[TASK MATERIAL — start]

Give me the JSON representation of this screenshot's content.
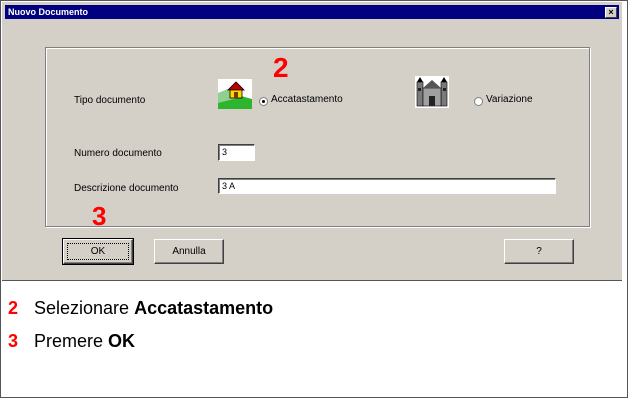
{
  "window": {
    "title": "Nuovo Documento",
    "close_glyph": "×"
  },
  "form": {
    "tipo_label": "Tipo documento",
    "option_accatastamento": {
      "label": "Accatastamento",
      "selected": true
    },
    "option_variazione": {
      "label": "Variazione",
      "selected": false
    },
    "numero_label": "Numero documento",
    "numero_value": "3",
    "descrizione_label": "Descrizione documento",
    "descrizione_value": "3 A"
  },
  "buttons": {
    "ok": "OK",
    "annulla": "Annulla",
    "help": "?"
  },
  "step_markers": {
    "two": "2",
    "three": "3"
  },
  "instructions": [
    {
      "num": "2",
      "text": "Selezionare ",
      "bold": "Accatastamento"
    },
    {
      "num": "3",
      "text": "Premere ",
      "bold": "OK"
    }
  ],
  "icons": [
    "house-icon",
    "building-icon"
  ]
}
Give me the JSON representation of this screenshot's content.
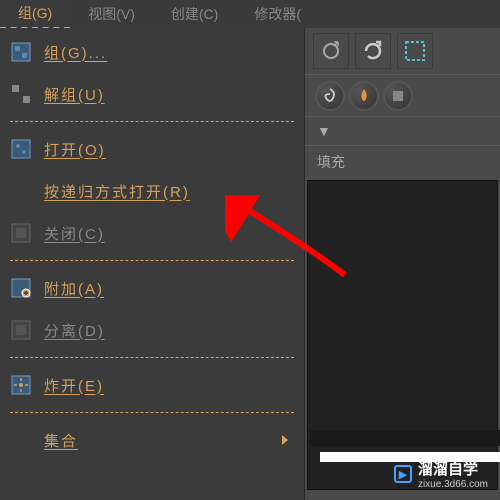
{
  "menubar": {
    "items": [
      {
        "label": "组(G)",
        "active": true
      },
      {
        "label": "视图(V)"
      },
      {
        "label": "创建(C)"
      },
      {
        "label": "修改器("
      }
    ]
  },
  "dropdown": {
    "items": [
      {
        "label": "组(G)...",
        "icon": "group-icon",
        "enabled": true
      },
      {
        "label": "解组(U)",
        "icon": "ungroup-icon",
        "enabled": true
      },
      {
        "separator": true
      },
      {
        "label": "打开(O)",
        "icon": "open-icon",
        "enabled": true
      },
      {
        "label": "按递归方式打开(R)",
        "icon": "",
        "enabled": true
      },
      {
        "label": "关闭(C)",
        "icon": "close-icon",
        "enabled": false
      },
      {
        "separator": true
      },
      {
        "label": "附加(A)",
        "icon": "attach-icon",
        "enabled": true
      },
      {
        "label": "分离(D)",
        "icon": "detach-icon",
        "enabled": false
      },
      {
        "separator": true
      },
      {
        "label": "炸开(E)",
        "icon": "explode-icon",
        "enabled": true
      },
      {
        "separator": true
      },
      {
        "label": "集合",
        "icon": "",
        "enabled": true,
        "submenu": true
      }
    ]
  },
  "section": {
    "label_fill": "填充"
  },
  "watermark": {
    "text": "溜溜自学",
    "url": "zixue.3d66.com"
  }
}
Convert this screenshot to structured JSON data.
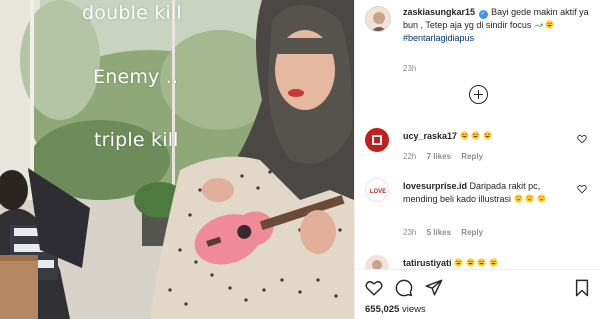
{
  "media": {
    "overlay_lines": [
      "double kill",
      "Enemy ..",
      "triple kill"
    ]
  },
  "post": {
    "username": "zaskiasungkar15",
    "caption_before": "Bayi gede makin aktif ya bun , Tetep aja yg di sindir focus",
    "hashtag": "#bentarlagidiapus",
    "time": "23h"
  },
  "comments": [
    {
      "username": "ucy_raska17",
      "text": "",
      "emojis": [
        "grin-emoji",
        "grin-emoji",
        "grin-emoji"
      ],
      "time": "22h",
      "likes": "7 likes",
      "reply": "Reply"
    },
    {
      "username": "lovesurprise.id",
      "text": "Daripada rakit pc, mending beli kado illustrasi",
      "emojis": [
        "heart-eyes-emoji",
        "heart-eyes-emoji",
        "heart-eyes-emoji"
      ],
      "time": "23h",
      "likes": "5 likes",
      "reply": "Reply",
      "avatar_label": "LOVE"
    },
    {
      "username": "tatirustiyati",
      "text": "",
      "emojis": [
        "grin-emoji",
        "grin-emoji",
        "grin-emoji",
        "grin-emoji"
      ]
    }
  ],
  "actions": {
    "icons": [
      "heart-icon",
      "comment-icon",
      "share-icon",
      "bookmark-icon"
    ],
    "views_count": "655,025",
    "views_label": "views"
  },
  "colors": {
    "verified": "#3897f0",
    "hashtag": "#00376b",
    "meta": "#8e8e8e",
    "text": "#262626"
  }
}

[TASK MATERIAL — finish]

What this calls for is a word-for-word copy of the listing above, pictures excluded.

Give me the JSON representation of this screenshot's content.
{
  "window": {
    "title": "Nuovo Documento",
    "close_glyph": "×"
  },
  "form": {
    "tipo_label": "Tipo documento",
    "option_accatastamento": {
      "label": "Accatastamento",
      "selected": true
    },
    "option_variazione": {
      "label": "Variazione",
      "selected": false
    },
    "numero_label": "Numero documento",
    "numero_value": "3",
    "descrizione_label": "Descrizione documento",
    "descrizione_value": "3 A"
  },
  "buttons": {
    "ok": "OK",
    "annulla": "Annulla",
    "help": "?"
  },
  "step_markers": {
    "two": "2",
    "three": "3"
  },
  "instructions": [
    {
      "num": "2",
      "text": "Selezionare ",
      "bold": "Accatastamento"
    },
    {
      "num": "3",
      "text": "Premere ",
      "bold": "OK"
    }
  ],
  "icons": [
    "house-icon",
    "building-icon"
  ]
}
Give me the JSON representation of this screenshot's content.
{
  "menubar": {
    "items": [
      {
        "label": "组(G)",
        "active": true
      },
      {
        "label": "视图(V)"
      },
      {
        "label": "创建(C)"
      },
      {
        "label": "修改器("
      }
    ]
  },
  "dropdown": {
    "items": [
      {
        "label": "组(G)...",
        "icon": "group-icon",
        "enabled": true
      },
      {
        "label": "解组(U)",
        "icon": "ungroup-icon",
        "enabled": true
      },
      {
        "separator": true
      },
      {
        "label": "打开(O)",
        "icon": "open-icon",
        "enabled": true
      },
      {
        "label": "按递归方式打开(R)",
        "icon": "",
        "enabled": true
      },
      {
        "label": "关闭(C)",
        "icon": "close-icon",
        "enabled": false
      },
      {
        "separator": true
      },
      {
        "label": "附加(A)",
        "icon": "attach-icon",
        "enabled": true
      },
      {
        "label": "分离(D)",
        "icon": "detach-icon",
        "enabled": false
      },
      {
        "separator": true
      },
      {
        "label": "炸开(E)",
        "icon": "explode-icon",
        "enabled": true
      },
      {
        "separator": true
      },
      {
        "label": "集合",
        "icon": "",
        "enabled": true,
        "submenu": true
      }
    ]
  },
  "section": {
    "label_fill": "填充"
  },
  "watermark": {
    "text": "溜溜自学",
    "url": "zixue.3d66.com"
  }
}
Convert this screenshot to structured JSON data.
{
  "media": {
    "overlay_lines": [
      "double kill",
      "Enemy ..",
      "triple kill"
    ]
  },
  "post": {
    "username": "zaskiasungkar15",
    "caption_before": "Bayi gede makin aktif ya bun , Tetep aja yg di sindir focus",
    "hashtag": "#bentarlagidiapus",
    "time": "23h"
  },
  "comments": [
    {
      "username": "ucy_raska17",
      "text": "",
      "emojis": [
        "grin-emoji",
        "grin-emoji",
        "grin-emoji"
      ],
      "time": "22h",
      "likes": "7 likes",
      "reply": "Reply"
    },
    {
      "username": "lovesurprise.id",
      "text": "Daripada rakit pc, mending beli kado illustrasi",
      "emojis": [
        "heart-eyes-emoji",
        "heart-eyes-emoji",
        "heart-eyes-emoji"
      ],
      "time": "23h",
      "likes": "5 likes",
      "reply": "Reply",
      "avatar_label": "LOVE"
    },
    {
      "username": "tatirustiyati",
      "text": "",
      "emojis": [
        "grin-emoji",
        "grin-emoji",
        "grin-emoji",
        "grin-emoji"
      ]
    }
  ],
  "actions": {
    "icons": [
      "heart-icon",
      "comment-icon",
      "share-icon",
      "bookmark-icon"
    ],
    "views_count": "655,025",
    "views_label": "views"
  },
  "colors": {
    "verified": "#3897f0",
    "hashtag": "#00376b",
    "meta": "#8e8e8e",
    "text": "#262626"
  }
}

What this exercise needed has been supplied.